A Florida appeals court on Thursday affirmed a judgment of $20 million against R.J. Reynolds Tobacco Co. for causing the death of a smoker, saying its hands were tied because the company failed to argue its right to object during rehearing in the trial court.
DLA Piper has pulled in a Duane Morris LLP attorney with expertise in product liability and banking cases to bolster its litigation practice in its New York office, the firm said Wednesday.
Recent U.S. Securities and Exchange Commission rules require resource extraction issuers to disclose annually certain information on payments they make to the U.S. government and foreign governments for the purpose of the commercial development of oil, natural gas or minerals. But while these rules were accompanied by extensive adopting releases, ambiguities remain, resulting in a substantial number of compliance questions, say attorneys with Mayer Brown LLP.
The recent $500 million settlement of Ranbaxy USA Inc., the largest drug safety-related settlement with a generic manufacturer to date, has broad implications for U.S. Department of Justice and Food and Drug Administration enforcement trends. However, significant questions exist regarding the basis for False Claims Act liability, say attorneys with Skadden Arps Slate Meagher & Flom LLP.
There are several critical decision factors to weigh to assess whether Technology Assisted Review is right for a discovery project — for example, the nature of the case, internal capabilities, production considerations and overall comfort with this technology, say Michele Lange and Joseph White of Kroll Ontrack Inc.
The Ninth Circuit's recent opinion in Hinojos v. Kohl’s definitely hurts retailers who have advertised "original" prices that were never actually in place and makes them vulnerable to being hit with a class action. This decision may also be used by plaintiffs to bring more unfair competition claims, say attorneys with Sedgwick LLP.
Arbitrators can still interpret contracts pretty much any way they want, according to the U.S. Supreme Court’s unanimous ruling in Oxford Health Plans LLC v. Sutter. The holding should come as no great surprise as it reflects decades of federal arbitration law, yet the unanimous ruling is a surprise, given what preceded it, says Christopher King of Homer Bonner Jacobs.
As evidenced by product liability cases in recent years, the burdens associated with e-discovery will continue to loom large, but opportunities appear to be dwindling for those who attempt to use the process as a sword and overburden their adversaries with unreasonable e-discovery obligations, say attorneys with Miles & Stockbridge PC.
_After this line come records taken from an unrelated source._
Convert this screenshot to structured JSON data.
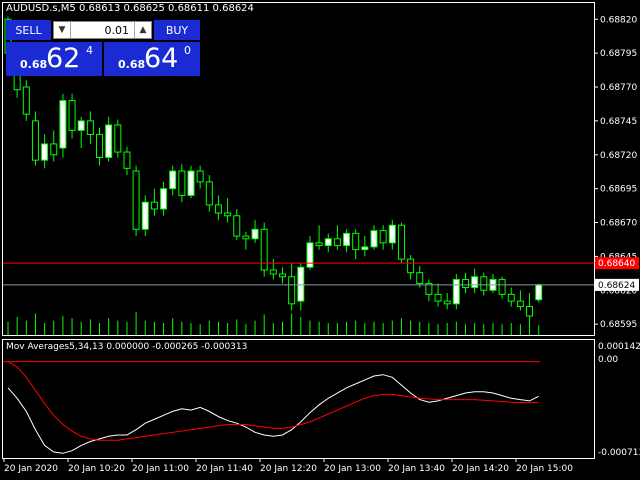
{
  "header": {
    "symbol_line": "AUDUSD.s,M5  0.68613 0.68625 0.68611 0.68624"
  },
  "trade_panel": {
    "sell_label": "SELL",
    "buy_label": "BUY",
    "lot_value": "0.01",
    "sell_price": {
      "prefix": "0.68",
      "big": "62",
      "sup": "4"
    },
    "buy_price": {
      "prefix": "0.68",
      "big": "64",
      "sup": "0"
    },
    "button_color": "#1a2bd4"
  },
  "price_axis": {
    "ticks": [
      "0.68820",
      "0.68795",
      "0.68770",
      "0.68745",
      "0.68720",
      "0.68695",
      "0.68670",
      "0.68645",
      "0.68620",
      "0.68595"
    ],
    "ask_label": "0.68640",
    "bid_label": "0.68624",
    "ask_color": "#ff0000",
    "bid_color": "#ffffff"
  },
  "indicator": {
    "label": "Mov Averages5,34,13 0.000000 -0.000265 -0.000313",
    "ticks": [
      "0.000142",
      "0.00",
      "-0.000713"
    ],
    "fast_color": "#ffffff",
    "slow_color": "#ff0000"
  },
  "time_axis": {
    "labels": [
      "20 Jan 2020",
      "20 Jan 10:20",
      "20 Jan 11:00",
      "20 Jan 11:40",
      "20 Jan 12:20",
      "20 Jan 13:00",
      "20 Jan 13:40",
      "20 Jan 14:20",
      "20 Jan 15:00"
    ]
  },
  "colors": {
    "bull": "#ffffff",
    "bear": "#000000",
    "candle_outline": "#00ff00",
    "volume": "#00ff00"
  },
  "chart_data": {
    "type": "candlestick",
    "candles": [
      [
        0.6882,
        0.68822,
        0.6879,
        0.68795
      ],
      [
        0.68795,
        0.688,
        0.68762,
        0.68768
      ],
      [
        0.6877,
        0.68775,
        0.68745,
        0.6875
      ],
      [
        0.68745,
        0.68752,
        0.68712,
        0.68716
      ],
      [
        0.68716,
        0.68735,
        0.6871,
        0.68728
      ],
      [
        0.68728,
        0.68738,
        0.68715,
        0.6872
      ],
      [
        0.68725,
        0.68765,
        0.68718,
        0.6876
      ],
      [
        0.6876,
        0.68765,
        0.68732,
        0.68738
      ],
      [
        0.68738,
        0.68748,
        0.68725,
        0.68745
      ],
      [
        0.68745,
        0.68752,
        0.68728,
        0.68735
      ],
      [
        0.68735,
        0.6874,
        0.68712,
        0.68718
      ],
      [
        0.68718,
        0.68748,
        0.68715,
        0.68742
      ],
      [
        0.68742,
        0.68746,
        0.68718,
        0.68722
      ],
      [
        0.68722,
        0.68726,
        0.68705,
        0.6871
      ],
      [
        0.68708,
        0.68712,
        0.6866,
        0.68665
      ],
      [
        0.68665,
        0.6869,
        0.6866,
        0.68685
      ],
      [
        0.68685,
        0.68695,
        0.68675,
        0.6868
      ],
      [
        0.6868,
        0.687,
        0.68675,
        0.68695
      ],
      [
        0.68695,
        0.68712,
        0.6869,
        0.68708
      ],
      [
        0.68708,
        0.68713,
        0.68685,
        0.6869
      ],
      [
        0.6869,
        0.68712,
        0.68688,
        0.68708
      ],
      [
        0.68708,
        0.68712,
        0.68695,
        0.687
      ],
      [
        0.687,
        0.68705,
        0.68678,
        0.68683
      ],
      [
        0.68683,
        0.6869,
        0.68672,
        0.68677
      ],
      [
        0.68677,
        0.68688,
        0.6867,
        0.68675
      ],
      [
        0.68675,
        0.6868,
        0.68657,
        0.6866
      ],
      [
        0.6866,
        0.68663,
        0.6865,
        0.68658
      ],
      [
        0.68658,
        0.68672,
        0.68655,
        0.68665
      ],
      [
        0.68665,
        0.6867,
        0.6863,
        0.68635
      ],
      [
        0.68635,
        0.68643,
        0.68628,
        0.68632
      ],
      [
        0.68632,
        0.68637,
        0.68625,
        0.6863
      ],
      [
        0.6863,
        0.6864,
        0.68605,
        0.6861
      ],
      [
        0.68612,
        0.6864,
        0.68605,
        0.68637
      ],
      [
        0.68637,
        0.6866,
        0.68635,
        0.68655
      ],
      [
        0.68655,
        0.68668,
        0.6865,
        0.68653
      ],
      [
        0.68653,
        0.68662,
        0.68648,
        0.68658
      ],
      [
        0.68658,
        0.68668,
        0.6865,
        0.68653
      ],
      [
        0.68653,
        0.68665,
        0.68648,
        0.68662
      ],
      [
        0.68662,
        0.68665,
        0.68643,
        0.6865
      ],
      [
        0.6865,
        0.6866,
        0.68645,
        0.68652
      ],
      [
        0.68652,
        0.68668,
        0.6865,
        0.68664
      ],
      [
        0.68664,
        0.68668,
        0.6865,
        0.68655
      ],
      [
        0.68655,
        0.68672,
        0.6865,
        0.68668
      ],
      [
        0.68668,
        0.6867,
        0.6864,
        0.68643
      ],
      [
        0.68643,
        0.68646,
        0.68628,
        0.68633
      ],
      [
        0.68633,
        0.68638,
        0.68622,
        0.68625
      ],
      [
        0.68625,
        0.68628,
        0.68612,
        0.68617
      ],
      [
        0.68617,
        0.68625,
        0.68608,
        0.68612
      ],
      [
        0.68612,
        0.68618,
        0.68606,
        0.6861
      ],
      [
        0.6861,
        0.68632,
        0.68606,
        0.68628
      ],
      [
        0.68628,
        0.68633,
        0.68618,
        0.68622
      ],
      [
        0.68622,
        0.68636,
        0.68618,
        0.6863
      ],
      [
        0.6863,
        0.68633,
        0.68616,
        0.6862
      ],
      [
        0.6862,
        0.68632,
        0.68618,
        0.68628
      ],
      [
        0.68628,
        0.6863,
        0.68614,
        0.68617
      ],
      [
        0.68617,
        0.68622,
        0.68608,
        0.68612
      ],
      [
        0.68612,
        0.6862,
        0.68605,
        0.68608
      ],
      [
        0.68608,
        0.68618,
        0.68596,
        0.68601
      ],
      [
        0.68613,
        0.68625,
        0.68611,
        0.68624
      ]
    ],
    "volumes": [
      0.55,
      0.75,
      0.6,
      0.9,
      0.5,
      0.6,
      0.8,
      0.7,
      0.55,
      0.65,
      0.5,
      0.7,
      0.6,
      0.55,
      0.95,
      0.6,
      0.55,
      0.5,
      0.7,
      0.55,
      0.5,
      0.45,
      0.6,
      0.55,
      0.5,
      0.65,
      0.45,
      0.6,
      0.85,
      0.5,
      0.55,
      0.9,
      0.75,
      0.6,
      0.55,
      0.5,
      0.5,
      0.55,
      0.6,
      0.5,
      0.55,
      0.5,
      0.6,
      0.7,
      0.6,
      0.55,
      0.5,
      0.45,
      0.5,
      0.55,
      0.45,
      0.5,
      0.45,
      0.5,
      0.45,
      0.5,
      0.45,
      0.6,
      0.4
    ],
    "indicator_fast": [
      -0.0002,
      -0.00028,
      -0.00038,
      -0.00052,
      -0.00064,
      -0.00069,
      -0.0007,
      -0.00068,
      -0.00064,
      -0.00061,
      -0.00059,
      -0.00057,
      -0.00056,
      -0.00056,
      -0.00052,
      -0.00047,
      -0.00044,
      -0.00041,
      -0.00038,
      -0.00036,
      -0.00037,
      -0.00035,
      -0.00038,
      -0.00042,
      -0.00045,
      -0.00047,
      -0.0005,
      -0.00054,
      -0.00056,
      -0.00057,
      -0.00056,
      -0.00052,
      -0.00046,
      -0.00039,
      -0.00033,
      -0.00028,
      -0.00024,
      -0.0002,
      -0.00017,
      -0.00014,
      -0.00011,
      -0.0001,
      -0.00012,
      -0.00018,
      -0.00024,
      -0.00029,
      -0.00031,
      -0.0003,
      -0.00028,
      -0.00026,
      -0.00024,
      -0.00023,
      -0.00023,
      -0.00024,
      -0.00026,
      -0.00028,
      -0.00029,
      -0.0003,
      -0.000265
    ],
    "indicator_slow": [
      0.0,
      -4e-05,
      -0.00012,
      -0.00022,
      -0.00032,
      -0.00041,
      -0.00048,
      -0.00053,
      -0.00057,
      -0.00059,
      -0.0006,
      -0.0006,
      -0.0006,
      -0.00059,
      -0.00058,
      -0.00057,
      -0.00056,
      -0.00055,
      -0.00054,
      -0.00053,
      -0.00052,
      -0.00051,
      -0.0005,
      -0.00049,
      -0.00048,
      -0.00048,
      -0.00048,
      -0.00049,
      -0.0005,
      -0.00051,
      -0.00051,
      -0.0005,
      -0.00048,
      -0.00046,
      -0.00043,
      -0.0004,
      -0.00037,
      -0.00034,
      -0.00031,
      -0.00028,
      -0.00026,
      -0.00025,
      -0.00025,
      -0.00026,
      -0.00027,
      -0.00028,
      -0.000285,
      -0.00029,
      -0.00029,
      -0.00029,
      -0.00029,
      -0.00029,
      -0.000295,
      -0.0003,
      -0.000305,
      -0.00031,
      -0.000312,
      -0.000313,
      -0.000313
    ],
    "price_range": [
      0.68587,
      0.68832
    ],
    "indicator_range": [
      -0.000713,
      0.000142
    ]
  }
}
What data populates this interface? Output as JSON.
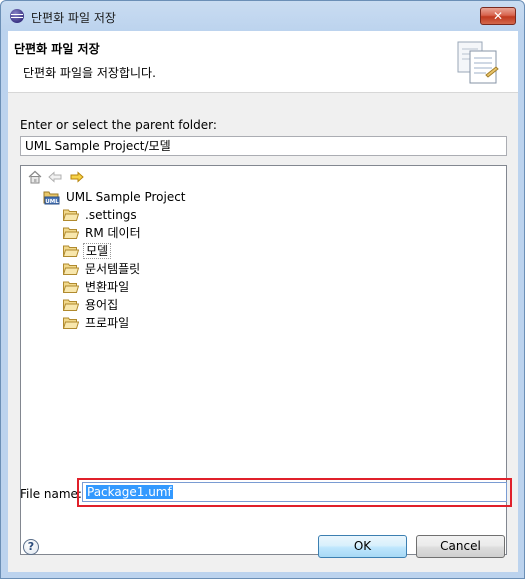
{
  "window": {
    "title": "단편화 파일 저장",
    "close_label": "✕"
  },
  "header": {
    "title": "단편화 파일 저장",
    "description": "단편화 파일을 저장합니다."
  },
  "parent_folder": {
    "label": "Enter or select the parent folder:",
    "value": "UML Sample Project/모델"
  },
  "tree": {
    "toolbar_icons": [
      "home-icon",
      "back-arrow-icon",
      "forward-arrow-icon"
    ],
    "project": "UML Sample Project",
    "folders": [
      ".settings",
      "RM 데이터",
      "모델",
      "문서템플릿",
      "변환파일",
      "용어집",
      "프로파일"
    ],
    "selected": "모델"
  },
  "file_name": {
    "label": "File name:",
    "value": "Package1.umf"
  },
  "buttons": {
    "help": "?",
    "ok": "OK",
    "cancel": "Cancel"
  },
  "colors": {
    "highlight_border": "#e0202a",
    "selection": "#3399ff",
    "title_bar": "#bcd3ee"
  }
}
The Consumer Product Safety Commission recently obtained an unprecedented ruling when the judge granted leave to Craig Zucker in an administrative complaint against Maxfield and Oberton Holdings LLC. This order signals a new enforcement tool that the CPSC is willing to use to negotiate recalls and penalties with consumer product manufacturers, say attorneys with Morrison & Foerster LLP.
A wave of large lawsuits could be coming against solar panel manufacturers, panel distributors and dealers and contractors — what can businesses expect when they turn to their insurance companies for help with these claims? Unfortunately, history shows that insurance companies will refuse to honor coverage and aggressively fight when policyholders are forced to sue, says Scott Turner of Anderson Kill & Olick PC.
One way to ensure that you have your appellate bases covered despite the frenzy of trial is to have an appellate specialist review your proposed verdict form for preservation issues. This modest investment at the trial stage can help ensure that any appellate arguments you may make will have a solid basis in the record, say Dawn Solowey and Rob Carty of Seyfarth Shaw LLP.
Tietz v. Abbott Laboratories Inc. has significant implications for the future of failure-to-warn litigation involving prescription drugs as it has opened the door to the argument that a drug manufacturer has a duty to send a "Dear Doctor" letter before the letter is approved by the U.S. Food and Drug Administration, say attorneys with Morrison & Foerster LLP.